* _Instructions for the task_: Here, the job is to give back every entry below unchanged, omitting pictures.

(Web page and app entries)
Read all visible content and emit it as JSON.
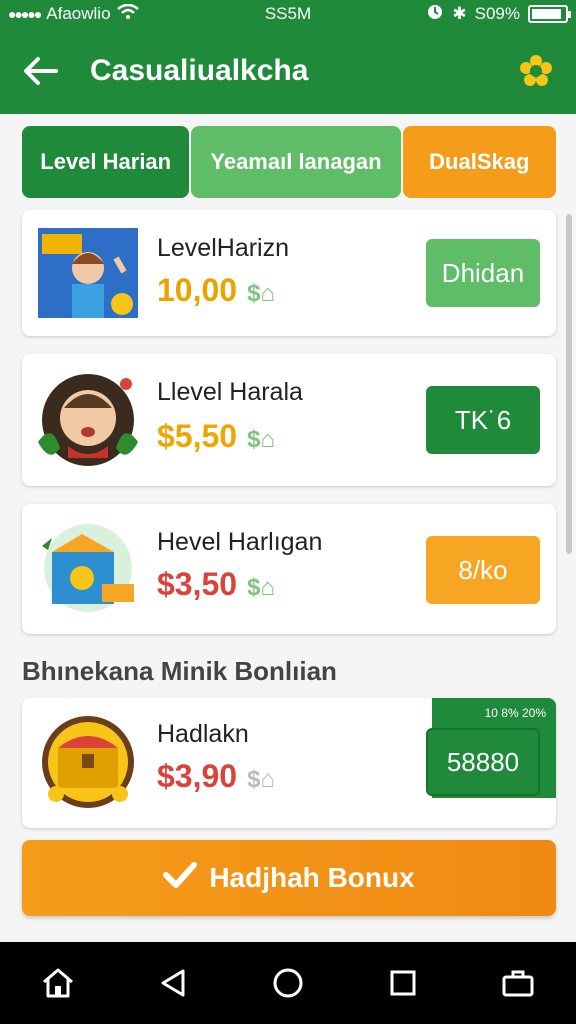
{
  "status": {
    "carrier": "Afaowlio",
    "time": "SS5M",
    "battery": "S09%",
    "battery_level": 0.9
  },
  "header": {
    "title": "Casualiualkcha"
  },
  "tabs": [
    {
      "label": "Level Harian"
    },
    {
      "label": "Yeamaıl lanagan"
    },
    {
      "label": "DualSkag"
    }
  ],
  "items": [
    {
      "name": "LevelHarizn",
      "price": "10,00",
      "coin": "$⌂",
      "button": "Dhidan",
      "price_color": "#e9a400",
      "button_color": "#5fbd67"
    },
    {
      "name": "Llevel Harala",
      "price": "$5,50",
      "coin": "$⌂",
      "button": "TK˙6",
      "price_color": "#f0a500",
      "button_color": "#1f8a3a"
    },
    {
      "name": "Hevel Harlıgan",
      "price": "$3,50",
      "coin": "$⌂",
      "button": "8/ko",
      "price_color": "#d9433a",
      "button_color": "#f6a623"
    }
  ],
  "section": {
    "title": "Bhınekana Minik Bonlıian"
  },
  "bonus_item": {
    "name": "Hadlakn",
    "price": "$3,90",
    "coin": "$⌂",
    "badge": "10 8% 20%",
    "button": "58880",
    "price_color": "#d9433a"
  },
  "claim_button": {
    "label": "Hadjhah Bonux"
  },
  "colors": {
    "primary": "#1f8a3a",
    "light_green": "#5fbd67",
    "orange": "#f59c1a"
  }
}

* _Your solution_:
Read all visible content and emit it as JSON.
{
  "status": {
    "carrier": "Afaowlio",
    "time": "SS5M",
    "battery": "S09%",
    "battery_level": 0.9
  },
  "header": {
    "title": "Casualiualkcha"
  },
  "tabs": [
    {
      "label": "Level Harian"
    },
    {
      "label": "Yeamaıl lanagan"
    },
    {
      "label": "DualSkag"
    }
  ],
  "items": [
    {
      "name": "LevelHarizn",
      "price": "10,00",
      "coin": "$⌂",
      "button": "Dhidan",
      "price_color": "#e9a400",
      "button_color": "#5fbd67"
    },
    {
      "name": "Llevel Harala",
      "price": "$5,50",
      "coin": "$⌂",
      "button": "TK˙6",
      "price_color": "#f0a500",
      "button_color": "#1f8a3a"
    },
    {
      "name": "Hevel Harlıgan",
      "price": "$3,50",
      "coin": "$⌂",
      "button": "8/ko",
      "price_color": "#d9433a",
      "button_color": "#f6a623"
    }
  ],
  "section": {
    "title": "Bhınekana Minik Bonlıian"
  },
  "bonus_item": {
    "name": "Hadlakn",
    "price": "$3,90",
    "coin": "$⌂",
    "badge": "10 8% 20%",
    "button": "58880",
    "price_color": "#d9433a"
  },
  "claim_button": {
    "label": "Hadjhah Bonux"
  },
  "colors": {
    "primary": "#1f8a3a",
    "light_green": "#5fbd67",
    "orange": "#f59c1a"
  }
}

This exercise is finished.